▶ SUPPLIED RECORDS
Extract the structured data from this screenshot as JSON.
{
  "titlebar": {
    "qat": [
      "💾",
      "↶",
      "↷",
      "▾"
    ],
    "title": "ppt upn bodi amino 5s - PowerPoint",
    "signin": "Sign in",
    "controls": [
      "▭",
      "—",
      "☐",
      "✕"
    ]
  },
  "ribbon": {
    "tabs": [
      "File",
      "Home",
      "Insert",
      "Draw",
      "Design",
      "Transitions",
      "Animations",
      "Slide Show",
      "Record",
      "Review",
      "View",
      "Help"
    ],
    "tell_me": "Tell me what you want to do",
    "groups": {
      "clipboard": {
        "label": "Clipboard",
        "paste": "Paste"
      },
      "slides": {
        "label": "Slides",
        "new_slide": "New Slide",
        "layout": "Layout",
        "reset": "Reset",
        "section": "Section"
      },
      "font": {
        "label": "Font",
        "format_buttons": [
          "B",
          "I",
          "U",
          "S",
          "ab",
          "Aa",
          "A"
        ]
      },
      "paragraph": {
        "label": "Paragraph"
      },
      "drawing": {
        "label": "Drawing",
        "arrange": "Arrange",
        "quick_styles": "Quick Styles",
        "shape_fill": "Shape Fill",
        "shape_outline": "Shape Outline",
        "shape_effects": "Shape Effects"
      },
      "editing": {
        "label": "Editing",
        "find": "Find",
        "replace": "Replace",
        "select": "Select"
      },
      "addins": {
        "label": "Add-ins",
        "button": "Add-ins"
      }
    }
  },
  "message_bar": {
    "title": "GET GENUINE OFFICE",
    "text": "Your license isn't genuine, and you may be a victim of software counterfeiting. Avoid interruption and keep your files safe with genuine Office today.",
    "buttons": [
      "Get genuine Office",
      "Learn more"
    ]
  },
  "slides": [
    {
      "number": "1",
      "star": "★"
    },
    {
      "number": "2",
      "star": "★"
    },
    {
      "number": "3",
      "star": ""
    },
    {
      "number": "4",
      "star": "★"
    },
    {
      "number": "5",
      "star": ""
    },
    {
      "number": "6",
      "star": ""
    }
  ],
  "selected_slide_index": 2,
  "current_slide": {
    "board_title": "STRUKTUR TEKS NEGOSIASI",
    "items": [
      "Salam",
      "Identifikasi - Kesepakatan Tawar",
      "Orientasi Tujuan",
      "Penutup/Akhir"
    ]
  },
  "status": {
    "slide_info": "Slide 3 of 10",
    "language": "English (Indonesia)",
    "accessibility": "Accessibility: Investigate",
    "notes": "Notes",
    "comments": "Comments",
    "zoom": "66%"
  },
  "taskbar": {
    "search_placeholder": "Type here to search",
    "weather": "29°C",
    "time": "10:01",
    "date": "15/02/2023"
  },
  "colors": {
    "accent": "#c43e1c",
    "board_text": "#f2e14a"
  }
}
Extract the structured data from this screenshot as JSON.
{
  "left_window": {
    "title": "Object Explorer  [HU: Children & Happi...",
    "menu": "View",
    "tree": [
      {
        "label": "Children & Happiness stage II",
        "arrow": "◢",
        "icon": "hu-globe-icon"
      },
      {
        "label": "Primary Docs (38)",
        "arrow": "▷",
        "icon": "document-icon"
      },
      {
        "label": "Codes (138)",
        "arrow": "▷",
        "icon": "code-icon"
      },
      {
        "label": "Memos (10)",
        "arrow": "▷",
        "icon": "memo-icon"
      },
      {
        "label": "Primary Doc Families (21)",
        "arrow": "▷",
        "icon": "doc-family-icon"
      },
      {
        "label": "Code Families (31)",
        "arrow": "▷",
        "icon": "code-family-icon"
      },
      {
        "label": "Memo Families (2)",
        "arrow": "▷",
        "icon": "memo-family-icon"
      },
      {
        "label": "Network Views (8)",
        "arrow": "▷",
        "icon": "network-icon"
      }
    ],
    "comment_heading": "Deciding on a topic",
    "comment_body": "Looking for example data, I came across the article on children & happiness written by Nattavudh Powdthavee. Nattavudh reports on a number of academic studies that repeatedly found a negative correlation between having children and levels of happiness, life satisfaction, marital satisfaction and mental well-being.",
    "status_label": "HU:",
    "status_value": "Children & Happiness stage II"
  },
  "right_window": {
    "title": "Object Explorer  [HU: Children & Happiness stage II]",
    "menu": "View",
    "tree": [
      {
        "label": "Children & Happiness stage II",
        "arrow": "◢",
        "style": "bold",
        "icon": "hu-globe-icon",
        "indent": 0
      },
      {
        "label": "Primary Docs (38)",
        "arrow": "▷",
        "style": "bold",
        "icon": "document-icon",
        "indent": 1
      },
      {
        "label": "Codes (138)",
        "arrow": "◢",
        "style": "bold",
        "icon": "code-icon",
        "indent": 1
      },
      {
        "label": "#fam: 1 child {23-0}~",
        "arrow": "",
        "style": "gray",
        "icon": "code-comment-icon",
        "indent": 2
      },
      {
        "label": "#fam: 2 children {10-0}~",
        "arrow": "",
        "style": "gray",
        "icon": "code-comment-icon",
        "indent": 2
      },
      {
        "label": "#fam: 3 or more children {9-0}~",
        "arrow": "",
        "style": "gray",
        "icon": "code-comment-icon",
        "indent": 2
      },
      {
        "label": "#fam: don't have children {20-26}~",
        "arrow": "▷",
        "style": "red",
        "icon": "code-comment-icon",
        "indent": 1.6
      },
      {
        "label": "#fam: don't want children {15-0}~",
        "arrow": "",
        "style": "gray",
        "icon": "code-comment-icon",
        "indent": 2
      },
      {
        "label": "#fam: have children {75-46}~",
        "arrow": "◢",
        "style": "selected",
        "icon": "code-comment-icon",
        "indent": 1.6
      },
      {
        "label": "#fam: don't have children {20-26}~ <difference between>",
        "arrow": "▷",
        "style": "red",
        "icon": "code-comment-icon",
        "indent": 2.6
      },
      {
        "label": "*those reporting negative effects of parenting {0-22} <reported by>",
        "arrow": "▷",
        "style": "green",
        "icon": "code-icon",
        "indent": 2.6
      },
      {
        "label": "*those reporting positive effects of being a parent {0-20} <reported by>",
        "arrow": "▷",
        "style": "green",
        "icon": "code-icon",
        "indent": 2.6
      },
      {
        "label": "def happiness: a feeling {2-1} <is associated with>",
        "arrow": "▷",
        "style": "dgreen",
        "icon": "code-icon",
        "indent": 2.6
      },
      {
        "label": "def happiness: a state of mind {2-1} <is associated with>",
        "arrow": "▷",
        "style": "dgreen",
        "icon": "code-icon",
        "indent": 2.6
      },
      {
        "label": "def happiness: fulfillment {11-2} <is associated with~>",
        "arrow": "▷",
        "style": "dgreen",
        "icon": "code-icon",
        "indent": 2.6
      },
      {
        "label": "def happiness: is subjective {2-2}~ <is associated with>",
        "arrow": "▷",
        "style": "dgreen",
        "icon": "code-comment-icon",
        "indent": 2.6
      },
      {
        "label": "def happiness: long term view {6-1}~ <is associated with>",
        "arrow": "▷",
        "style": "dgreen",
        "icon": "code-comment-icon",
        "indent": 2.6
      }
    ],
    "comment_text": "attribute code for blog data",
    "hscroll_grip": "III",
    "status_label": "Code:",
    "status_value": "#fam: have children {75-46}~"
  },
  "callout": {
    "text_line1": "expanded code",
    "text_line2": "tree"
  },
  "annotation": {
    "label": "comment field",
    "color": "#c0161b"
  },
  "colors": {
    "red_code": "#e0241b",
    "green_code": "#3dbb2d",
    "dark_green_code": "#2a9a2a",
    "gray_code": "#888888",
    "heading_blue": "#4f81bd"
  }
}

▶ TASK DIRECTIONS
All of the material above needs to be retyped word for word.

▶ ANSWER FOR THE TASK
Extract the structured data from this screenshot as JSON.
{
  "titlebar": {
    "qat": [
      "💾",
      "↶",
      "↷",
      "▾"
    ],
    "title": "ppt upn bodi amino 5s - PowerPoint",
    "signin": "Sign in",
    "controls": [
      "▭",
      "—",
      "☐",
      "✕"
    ]
  },
  "ribbon": {
    "tabs": [
      "File",
      "Home",
      "Insert",
      "Draw",
      "Design",
      "Transitions",
      "Animations",
      "Slide Show",
      "Record",
      "Review",
      "View",
      "Help"
    ],
    "tell_me": "Tell me what you want to do",
    "groups": {
      "clipboard": {
        "label": "Clipboard",
        "paste": "Paste"
      },
      "slides": {
        "label": "Slides",
        "new_slide": "New Slide",
        "layout": "Layout",
        "reset": "Reset",
        "section": "Section"
      },
      "font": {
        "label": "Font",
        "format_buttons": [
          "B",
          "I",
          "U",
          "S",
          "ab",
          "Aa",
          "A"
        ]
      },
      "paragraph": {
        "label": "Paragraph"
      },
      "drawing": {
        "label": "Drawing",
        "arrange": "Arrange",
        "quick_styles": "Quick Styles",
        "shape_fill": "Shape Fill",
        "shape_outline": "Shape Outline",
        "shape_effects": "Shape Effects"
      },
      "editing": {
        "label": "Editing",
        "find": "Find",
        "replace": "Replace",
        "select": "Select"
      },
      "addins": {
        "label": "Add-ins",
        "button": "Add-ins"
      }
    }
  },
  "message_bar": {
    "title": "GET GENUINE OFFICE",
    "text": "Your license isn't genuine, and you may be a victim of software counterfeiting. Avoid interruption and keep your files safe with genuine Office today.",
    "buttons": [
      "Get genuine Office",
      "Learn more"
    ]
  },
  "slides": [
    {
      "number": "1",
      "star": "★"
    },
    {
      "number": "2",
      "star": "★"
    },
    {
      "number": "3",
      "star": ""
    },
    {
      "number": "4",
      "star": "★"
    },
    {
      "number": "5",
      "star": ""
    },
    {
      "number": "6",
      "star": ""
    }
  ],
  "selected_slide_index": 2,
  "current_slide": {
    "board_title": "STRUKTUR TEKS NEGOSIASI",
    "items": [
      "Salam",
      "Identifikasi - Kesepakatan Tawar",
      "Orientasi Tujuan",
      "Penutup/Akhir"
    ]
  },
  "status": {
    "slide_info": "Slide 3 of 10",
    "language": "English (Indonesia)",
    "accessibility": "Accessibility: Investigate",
    "notes": "Notes",
    "comments": "Comments",
    "zoom": "66%"
  },
  "taskbar": {
    "search_placeholder": "Type here to search",
    "weather": "29°C",
    "time": "10:01",
    "date": "15/02/2023"
  },
  "colors": {
    "accent": "#c43e1c",
    "board_text": "#f2e14a"
  }
}
Extract the structured data from this screenshot as JSON.
{
  "left_window": {
    "title": "Object Explorer  [HU: Children & Happi...",
    "menu": "View",
    "tree": [
      {
        "label": "Children & Happiness stage II",
        "arrow": "◢",
        "icon": "hu-globe-icon"
      },
      {
        "label": "Primary Docs (38)",
        "arrow": "▷",
        "icon": "document-icon"
      },
      {
        "label": "Codes (138)",
        "arrow": "▷",
        "icon": "code-icon"
      },
      {
        "label": "Memos (10)",
        "arrow": "▷",
        "icon": "memo-icon"
      },
      {
        "label": "Primary Doc Families (21)",
        "arrow": "▷",
        "icon": "doc-family-icon"
      },
      {
        "label": "Code Families (31)",
        "arrow": "▷",
        "icon": "code-family-icon"
      },
      {
        "label": "Memo Families (2)",
        "arrow": "▷",
        "icon": "memo-family-icon"
      },
      {
        "label": "Network Views (8)",
        "arrow": "▷",
        "icon": "network-icon"
      }
    ],
    "comment_heading": "Deciding on a topic",
    "comment_body": "Looking for example data, I came across the article on children & happiness written by Nattavudh Powdthavee. Nattavudh reports on a number of academic studies that repeatedly found a negative correlation between having children and levels of happiness, life satisfaction, marital satisfaction and mental well-being.",
    "status_label": "HU:",
    "status_value": "Children & Happiness stage II"
  },
  "right_window": {
    "title": "Object Explorer  [HU: Children & Happiness stage II]",
    "menu": "View",
    "tree": [
      {
        "label": "Children & Happiness stage II",
        "arrow": "◢",
        "style": "bold",
        "icon": "hu-globe-icon",
        "indent": 0
      },
      {
        "label": "Primary Docs (38)",
        "arrow": "▷",
        "style": "bold",
        "icon": "document-icon",
        "indent": 1
      },
      {
        "label": "Codes (138)",
        "arrow": "◢",
        "style": "bold",
        "icon": "code-icon",
        "indent": 1
      },
      {
        "label": "#fam: 1 child {23-0}~",
        "arrow": "",
        "style": "gray",
        "icon": "code-comment-icon",
        "indent": 2
      },
      {
        "label": "#fam: 2 children {10-0}~",
        "arrow": "",
        "style": "gray",
        "icon": "code-comment-icon",
        "indent": 2
      },
      {
        "label": "#fam: 3 or more children {9-0}~",
        "arrow": "",
        "style": "gray",
        "icon": "code-comment-icon",
        "indent": 2
      },
      {
        "label": "#fam: don't have children {20-26}~",
        "arrow": "▷",
        "style": "red",
        "icon": "code-comment-icon",
        "indent": 1.6
      },
      {
        "label": "#fam: don't want children {15-0}~",
        "arrow": "",
        "style": "gray",
        "icon": "code-comment-icon",
        "indent": 2
      },
      {
        "label": "#fam: have children {75-46}~",
        "arrow": "◢",
        "style": "selected",
        "icon": "code-comment-icon",
        "indent": 1.6
      },
      {
        "label": "#fam: don't have children {20-26}~ <difference between>",
        "arrow": "▷",
        "style": "red",
        "icon": "code-comment-icon",
        "indent": 2.6
      },
      {
        "label": "*those reporting negative effects of parenting {0-22} <reported by>",
        "arrow": "▷",
        "style": "green",
        "icon": "code-icon",
        "indent": 2.6
      },
      {
        "label": "*those reporting positive effects of being a parent {0-20} <reported by>",
        "arrow": "▷",
        "style": "green",
        "icon": "code-icon",
        "indent": 2.6
      },
      {
        "label": "def happiness: a feeling {2-1} <is associated with>",
        "arrow": "▷",
        "style": "dgreen",
        "icon": "code-icon",
        "indent": 2.6
      },
      {
        "label": "def happiness: a state of mind {2-1} <is associated with>",
        "arrow": "▷",
        "style": "dgreen",
        "icon": "code-icon",
        "indent": 2.6
      },
      {
        "label": "def happiness: fulfillment {11-2} <is associated with~>",
        "arrow": "▷",
        "style": "dgreen",
        "icon": "code-icon",
        "indent": 2.6
      },
      {
        "label": "def happiness: is subjective {2-2}~ <is associated with>",
        "arrow": "▷",
        "style": "dgreen",
        "icon": "code-comment-icon",
        "indent": 2.6
      },
      {
        "label": "def happiness: long term view {6-1}~ <is associated with>",
        "arrow": "▷",
        "style": "dgreen",
        "icon": "code-comment-icon",
        "indent": 2.6
      }
    ],
    "comment_text": "attribute code for blog data",
    "hscroll_grip": "III",
    "status_label": "Code:",
    "status_value": "#fam: have children {75-46}~"
  },
  "callout": {
    "text_line1": "expanded code",
    "text_line2": "tree"
  },
  "annotation": {
    "label": "comment field",
    "color": "#c0161b"
  },
  "colors": {
    "red_code": "#e0241b",
    "green_code": "#3dbb2d",
    "dark_green_code": "#2a9a2a",
    "gray_code": "#888888",
    "heading_blue": "#4f81bd"
  }
}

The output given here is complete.